* _Exercise aim_: Reproduce the records in full. Alter nothing.

* _Recorded data_:
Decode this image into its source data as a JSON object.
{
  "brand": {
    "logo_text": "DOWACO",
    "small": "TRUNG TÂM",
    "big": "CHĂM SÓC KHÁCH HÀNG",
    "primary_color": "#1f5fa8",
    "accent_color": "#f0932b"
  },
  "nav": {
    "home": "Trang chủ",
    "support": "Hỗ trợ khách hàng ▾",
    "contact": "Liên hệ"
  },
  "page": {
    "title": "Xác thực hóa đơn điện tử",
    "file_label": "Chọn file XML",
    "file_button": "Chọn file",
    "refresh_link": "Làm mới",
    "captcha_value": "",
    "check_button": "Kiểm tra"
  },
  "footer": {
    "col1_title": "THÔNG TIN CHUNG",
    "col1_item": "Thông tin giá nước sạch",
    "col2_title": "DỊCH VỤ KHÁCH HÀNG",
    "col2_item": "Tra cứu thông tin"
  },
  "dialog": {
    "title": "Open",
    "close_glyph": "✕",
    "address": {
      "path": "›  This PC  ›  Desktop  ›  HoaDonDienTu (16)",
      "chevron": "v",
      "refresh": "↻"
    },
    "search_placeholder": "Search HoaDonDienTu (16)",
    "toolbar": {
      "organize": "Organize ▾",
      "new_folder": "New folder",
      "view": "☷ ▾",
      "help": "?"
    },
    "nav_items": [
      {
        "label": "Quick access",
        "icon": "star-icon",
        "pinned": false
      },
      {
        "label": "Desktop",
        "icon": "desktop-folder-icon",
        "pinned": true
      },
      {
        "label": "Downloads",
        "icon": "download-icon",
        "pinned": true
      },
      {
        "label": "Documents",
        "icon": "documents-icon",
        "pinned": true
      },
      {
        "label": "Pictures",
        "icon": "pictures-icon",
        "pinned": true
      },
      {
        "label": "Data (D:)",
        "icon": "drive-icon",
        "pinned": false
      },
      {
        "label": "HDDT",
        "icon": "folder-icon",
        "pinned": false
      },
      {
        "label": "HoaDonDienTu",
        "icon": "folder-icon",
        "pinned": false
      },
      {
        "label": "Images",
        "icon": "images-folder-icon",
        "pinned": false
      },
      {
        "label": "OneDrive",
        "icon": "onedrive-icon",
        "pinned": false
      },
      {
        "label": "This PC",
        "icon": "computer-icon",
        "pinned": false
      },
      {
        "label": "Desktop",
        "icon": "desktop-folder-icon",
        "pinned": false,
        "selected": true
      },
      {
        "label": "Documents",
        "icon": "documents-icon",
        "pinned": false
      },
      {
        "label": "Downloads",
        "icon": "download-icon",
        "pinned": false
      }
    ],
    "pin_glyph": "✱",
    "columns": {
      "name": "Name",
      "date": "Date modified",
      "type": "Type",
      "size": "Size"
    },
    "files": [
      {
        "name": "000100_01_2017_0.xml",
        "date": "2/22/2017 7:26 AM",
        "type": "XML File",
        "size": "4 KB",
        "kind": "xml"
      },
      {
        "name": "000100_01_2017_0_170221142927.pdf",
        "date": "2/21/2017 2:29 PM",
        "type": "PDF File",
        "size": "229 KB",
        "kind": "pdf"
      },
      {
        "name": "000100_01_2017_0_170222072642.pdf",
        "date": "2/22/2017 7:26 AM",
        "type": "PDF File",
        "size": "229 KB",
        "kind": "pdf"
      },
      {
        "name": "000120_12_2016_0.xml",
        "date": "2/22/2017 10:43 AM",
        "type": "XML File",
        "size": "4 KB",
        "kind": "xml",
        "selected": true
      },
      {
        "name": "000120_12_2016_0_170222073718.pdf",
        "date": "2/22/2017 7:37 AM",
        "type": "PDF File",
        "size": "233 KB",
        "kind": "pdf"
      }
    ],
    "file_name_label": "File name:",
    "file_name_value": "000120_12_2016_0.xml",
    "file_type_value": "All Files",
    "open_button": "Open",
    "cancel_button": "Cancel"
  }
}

* _Response for this exercise_:
Decode this image into its source data as a JSON object.
{
  "brand": {
    "logo_text": "DOWACO",
    "small": "TRUNG TÂM",
    "big": "CHĂM SÓC KHÁCH HÀNG",
    "primary_color": "#1f5fa8",
    "accent_color": "#f0932b"
  },
  "nav": {
    "home": "Trang chủ",
    "support": "Hỗ trợ khách hàng ▾",
    "contact": "Liên hệ"
  },
  "page": {
    "title": "Xác thực hóa đơn điện tử",
    "file_label": "Chọn file XML",
    "file_button": "Chọn file",
    "refresh_link": "Làm mới",
    "captcha_value": "",
    "check_button": "Kiểm tra"
  },
  "footer": {
    "col1_title": "THÔNG TIN CHUNG",
    "col1_item": "Thông tin giá nước sạch",
    "col2_title": "DỊCH VỤ KHÁCH HÀNG",
    "col2_item": "Tra cứu thông tin"
  },
  "dialog": {
    "title": "Open",
    "close_glyph": "✕",
    "address": {
      "path": "›  This PC  ›  Desktop  ›  HoaDonDienTu (16)",
      "chevron": "v",
      "refresh": "↻"
    },
    "search_placeholder": "Search HoaDonDienTu (16)",
    "toolbar": {
      "organize": "Organize ▾",
      "new_folder": "New folder",
      "view": "☷ ▾",
      "help": "?"
    },
    "nav_items": [
      {
        "label": "Quick access",
        "icon": "star-icon",
        "pinned": false
      },
      {
        "label": "Desktop",
        "icon": "desktop-folder-icon",
        "pinned": true
      },
      {
        "label": "Downloads",
        "icon": "download-icon",
        "pinned": true
      },
      {
        "label": "Documents",
        "icon": "documents-icon",
        "pinned": true
      },
      {
        "label": "Pictures",
        "icon": "pictures-icon",
        "pinned": true
      },
      {
        "label": "Data (D:)",
        "icon": "drive-icon",
        "pinned": false
      },
      {
        "label": "HDDT",
        "icon": "folder-icon",
        "pinned": false
      },
      {
        "label": "HoaDonDienTu",
        "icon": "folder-icon",
        "pinned": false
      },
      {
        "label": "Images",
        "icon": "images-folder-icon",
        "pinned": false
      },
      {
        "label": "OneDrive",
        "icon": "onedrive-icon",
        "pinned": false
      },
      {
        "label": "This PC",
        "icon": "computer-icon",
        "pinned": false
      },
      {
        "label": "Desktop",
        "icon": "desktop-folder-icon",
        "pinned": false,
        "selected": true
      },
      {
        "label": "Documents",
        "icon": "documents-icon",
        "pinned": false
      },
      {
        "label": "Downloads",
        "icon": "download-icon",
        "pinned": false
      }
    ],
    "pin_glyph": "✱",
    "columns": {
      "name": "Name",
      "date": "Date modified",
      "type": "Type",
      "size": "Size"
    },
    "files": [
      {
        "name": "000100_01_2017_0.xml",
        "date": "2/22/2017 7:26 AM",
        "type": "XML File",
        "size": "4 KB",
        "kind": "xml"
      },
      {
        "name": "000100_01_2017_0_170221142927.pdf",
        "date": "2/21/2017 2:29 PM",
        "type": "PDF File",
        "size": "229 KB",
        "kind": "pdf"
      },
      {
        "name": "000100_01_2017_0_170222072642.pdf",
        "date": "2/22/2017 7:26 AM",
        "type": "PDF File",
        "size": "229 KB",
        "kind": "pdf"
      },
      {
        "name": "000120_12_2016_0.xml",
        "date": "2/22/2017 10:43 AM",
        "type": "XML File",
        "size": "4 KB",
        "kind": "xml",
        "selected": true
      },
      {
        "name": "000120_12_2016_0_170222073718.pdf",
        "date": "2/22/2017 7:37 AM",
        "type": "PDF File",
        "size": "233 KB",
        "kind": "pdf"
      }
    ],
    "file_name_label": "File name:",
    "file_name_value": "000120_12_2016_0.xml",
    "file_type_value": "All Files",
    "open_button": "Open",
    "cancel_button": "Cancel"
  }
}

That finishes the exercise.